------ Records for this task ------

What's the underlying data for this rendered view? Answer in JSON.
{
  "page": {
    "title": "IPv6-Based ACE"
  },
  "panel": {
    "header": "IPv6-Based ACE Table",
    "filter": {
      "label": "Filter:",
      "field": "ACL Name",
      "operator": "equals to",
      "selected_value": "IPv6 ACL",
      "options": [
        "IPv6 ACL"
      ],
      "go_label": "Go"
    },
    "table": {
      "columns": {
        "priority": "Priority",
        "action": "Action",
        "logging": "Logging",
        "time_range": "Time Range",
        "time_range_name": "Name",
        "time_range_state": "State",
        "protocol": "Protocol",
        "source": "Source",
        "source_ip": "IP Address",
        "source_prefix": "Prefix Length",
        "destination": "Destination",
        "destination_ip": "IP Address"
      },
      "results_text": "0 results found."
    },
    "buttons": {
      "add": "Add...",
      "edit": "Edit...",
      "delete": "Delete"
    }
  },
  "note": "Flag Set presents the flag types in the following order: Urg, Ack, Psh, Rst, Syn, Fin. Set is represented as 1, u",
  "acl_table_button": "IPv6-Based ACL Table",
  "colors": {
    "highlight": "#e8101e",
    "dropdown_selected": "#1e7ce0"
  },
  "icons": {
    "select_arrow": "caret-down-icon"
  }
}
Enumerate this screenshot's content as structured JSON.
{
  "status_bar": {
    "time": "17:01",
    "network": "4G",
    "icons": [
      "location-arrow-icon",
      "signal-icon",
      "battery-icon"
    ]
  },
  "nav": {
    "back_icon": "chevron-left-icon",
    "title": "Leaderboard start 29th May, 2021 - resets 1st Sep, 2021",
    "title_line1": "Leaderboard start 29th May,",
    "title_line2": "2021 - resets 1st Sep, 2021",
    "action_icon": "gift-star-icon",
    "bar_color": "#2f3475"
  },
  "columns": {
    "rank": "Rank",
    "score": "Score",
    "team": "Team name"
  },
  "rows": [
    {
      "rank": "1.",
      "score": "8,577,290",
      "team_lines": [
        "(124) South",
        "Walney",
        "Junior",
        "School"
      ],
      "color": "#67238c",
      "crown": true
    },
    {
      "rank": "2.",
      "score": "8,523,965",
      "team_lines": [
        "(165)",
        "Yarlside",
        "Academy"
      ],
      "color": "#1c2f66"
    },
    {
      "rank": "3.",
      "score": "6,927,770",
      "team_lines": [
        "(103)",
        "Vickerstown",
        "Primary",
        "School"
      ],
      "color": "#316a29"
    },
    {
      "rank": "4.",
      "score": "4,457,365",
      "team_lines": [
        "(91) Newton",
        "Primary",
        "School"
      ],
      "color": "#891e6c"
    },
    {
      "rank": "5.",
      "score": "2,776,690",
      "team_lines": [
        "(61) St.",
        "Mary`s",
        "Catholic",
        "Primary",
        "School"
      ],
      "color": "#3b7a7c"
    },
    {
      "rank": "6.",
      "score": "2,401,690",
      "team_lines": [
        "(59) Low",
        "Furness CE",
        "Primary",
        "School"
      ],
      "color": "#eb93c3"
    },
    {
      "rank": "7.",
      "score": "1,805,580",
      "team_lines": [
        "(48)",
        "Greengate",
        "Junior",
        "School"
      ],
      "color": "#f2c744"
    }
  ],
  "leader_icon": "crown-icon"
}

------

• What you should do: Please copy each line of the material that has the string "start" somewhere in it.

• Problem solution:
    "title": "Leaderboard start 29th May, 2021 - resets 1st Sep, 2021",
    "title_line1": "Leaderboard start 29th May,",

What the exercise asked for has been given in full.